INFORMATION SUPPLIED: Begin
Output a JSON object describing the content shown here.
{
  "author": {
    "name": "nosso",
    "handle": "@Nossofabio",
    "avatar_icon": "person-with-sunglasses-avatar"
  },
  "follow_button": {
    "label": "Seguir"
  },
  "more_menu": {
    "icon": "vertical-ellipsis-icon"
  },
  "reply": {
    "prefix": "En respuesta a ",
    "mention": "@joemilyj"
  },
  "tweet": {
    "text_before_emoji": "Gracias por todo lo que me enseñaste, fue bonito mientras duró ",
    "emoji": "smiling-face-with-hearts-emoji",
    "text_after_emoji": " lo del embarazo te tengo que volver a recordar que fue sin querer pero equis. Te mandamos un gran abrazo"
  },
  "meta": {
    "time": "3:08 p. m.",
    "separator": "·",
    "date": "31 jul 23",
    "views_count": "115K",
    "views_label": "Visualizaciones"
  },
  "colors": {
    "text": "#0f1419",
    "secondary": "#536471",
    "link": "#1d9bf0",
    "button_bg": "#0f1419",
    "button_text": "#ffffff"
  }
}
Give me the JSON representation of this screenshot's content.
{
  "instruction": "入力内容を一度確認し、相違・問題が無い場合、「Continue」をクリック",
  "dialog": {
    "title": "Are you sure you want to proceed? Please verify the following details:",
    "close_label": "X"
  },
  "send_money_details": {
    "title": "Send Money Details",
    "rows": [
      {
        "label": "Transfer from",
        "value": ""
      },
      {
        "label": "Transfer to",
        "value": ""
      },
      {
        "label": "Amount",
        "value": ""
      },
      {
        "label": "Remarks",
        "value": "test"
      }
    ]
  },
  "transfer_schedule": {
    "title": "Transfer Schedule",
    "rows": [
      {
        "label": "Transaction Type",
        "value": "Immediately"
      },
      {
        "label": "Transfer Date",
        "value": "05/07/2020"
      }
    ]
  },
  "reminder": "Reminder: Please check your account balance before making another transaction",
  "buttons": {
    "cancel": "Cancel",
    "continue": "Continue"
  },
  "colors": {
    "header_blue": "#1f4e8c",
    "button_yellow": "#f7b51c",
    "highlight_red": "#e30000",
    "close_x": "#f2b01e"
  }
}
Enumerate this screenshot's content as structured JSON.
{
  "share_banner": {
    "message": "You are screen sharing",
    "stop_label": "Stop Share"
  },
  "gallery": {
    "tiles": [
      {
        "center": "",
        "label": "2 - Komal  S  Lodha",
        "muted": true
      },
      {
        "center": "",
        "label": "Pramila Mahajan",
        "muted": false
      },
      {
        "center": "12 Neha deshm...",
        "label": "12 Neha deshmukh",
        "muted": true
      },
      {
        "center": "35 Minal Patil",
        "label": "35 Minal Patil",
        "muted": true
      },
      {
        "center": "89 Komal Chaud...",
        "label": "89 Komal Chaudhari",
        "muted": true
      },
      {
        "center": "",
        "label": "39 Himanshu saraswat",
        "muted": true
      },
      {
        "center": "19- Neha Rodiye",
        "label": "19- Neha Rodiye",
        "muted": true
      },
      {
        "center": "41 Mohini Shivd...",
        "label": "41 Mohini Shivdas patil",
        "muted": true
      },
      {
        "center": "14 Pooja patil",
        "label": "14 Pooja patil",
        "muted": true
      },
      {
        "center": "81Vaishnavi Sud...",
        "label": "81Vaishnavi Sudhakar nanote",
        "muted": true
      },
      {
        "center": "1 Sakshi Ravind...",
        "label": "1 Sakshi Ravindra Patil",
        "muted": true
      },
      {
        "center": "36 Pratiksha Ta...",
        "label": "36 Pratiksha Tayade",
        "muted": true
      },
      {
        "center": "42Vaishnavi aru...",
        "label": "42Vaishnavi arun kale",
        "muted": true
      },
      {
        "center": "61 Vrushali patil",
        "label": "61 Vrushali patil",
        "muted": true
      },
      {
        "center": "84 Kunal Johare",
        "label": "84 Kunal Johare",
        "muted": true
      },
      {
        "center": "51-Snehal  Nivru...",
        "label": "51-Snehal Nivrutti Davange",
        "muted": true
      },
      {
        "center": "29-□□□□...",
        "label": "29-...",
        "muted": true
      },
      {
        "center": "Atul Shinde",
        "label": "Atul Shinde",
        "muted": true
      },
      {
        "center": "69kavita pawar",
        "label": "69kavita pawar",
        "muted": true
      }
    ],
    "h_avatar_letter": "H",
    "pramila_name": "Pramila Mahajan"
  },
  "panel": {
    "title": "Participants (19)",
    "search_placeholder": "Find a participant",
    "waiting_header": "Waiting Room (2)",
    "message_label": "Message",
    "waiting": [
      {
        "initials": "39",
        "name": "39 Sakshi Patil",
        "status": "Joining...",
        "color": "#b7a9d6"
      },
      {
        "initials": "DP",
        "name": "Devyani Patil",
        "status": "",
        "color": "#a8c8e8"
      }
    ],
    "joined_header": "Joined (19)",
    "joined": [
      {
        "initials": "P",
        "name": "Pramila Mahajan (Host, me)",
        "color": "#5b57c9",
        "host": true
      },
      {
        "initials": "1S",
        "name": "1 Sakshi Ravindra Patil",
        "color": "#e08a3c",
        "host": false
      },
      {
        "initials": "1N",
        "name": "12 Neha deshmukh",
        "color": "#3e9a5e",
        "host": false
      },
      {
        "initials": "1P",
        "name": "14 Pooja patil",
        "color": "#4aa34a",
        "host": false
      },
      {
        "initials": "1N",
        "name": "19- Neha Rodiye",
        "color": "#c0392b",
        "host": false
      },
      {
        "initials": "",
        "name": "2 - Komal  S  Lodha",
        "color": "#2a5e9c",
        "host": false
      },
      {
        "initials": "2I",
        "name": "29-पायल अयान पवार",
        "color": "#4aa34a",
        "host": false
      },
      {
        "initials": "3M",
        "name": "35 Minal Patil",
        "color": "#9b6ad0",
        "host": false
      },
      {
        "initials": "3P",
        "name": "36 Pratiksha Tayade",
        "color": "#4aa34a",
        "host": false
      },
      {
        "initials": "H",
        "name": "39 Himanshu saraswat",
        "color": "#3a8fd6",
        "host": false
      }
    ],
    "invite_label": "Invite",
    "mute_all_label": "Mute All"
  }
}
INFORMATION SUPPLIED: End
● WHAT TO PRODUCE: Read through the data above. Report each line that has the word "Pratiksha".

● RESPONSE TO THIS EXERCISE:
        "center": "36 Pratiksha Ta...",
        "label": "36 Pratiksha Tayade",
        "name": "36 Pratiksha Tayade",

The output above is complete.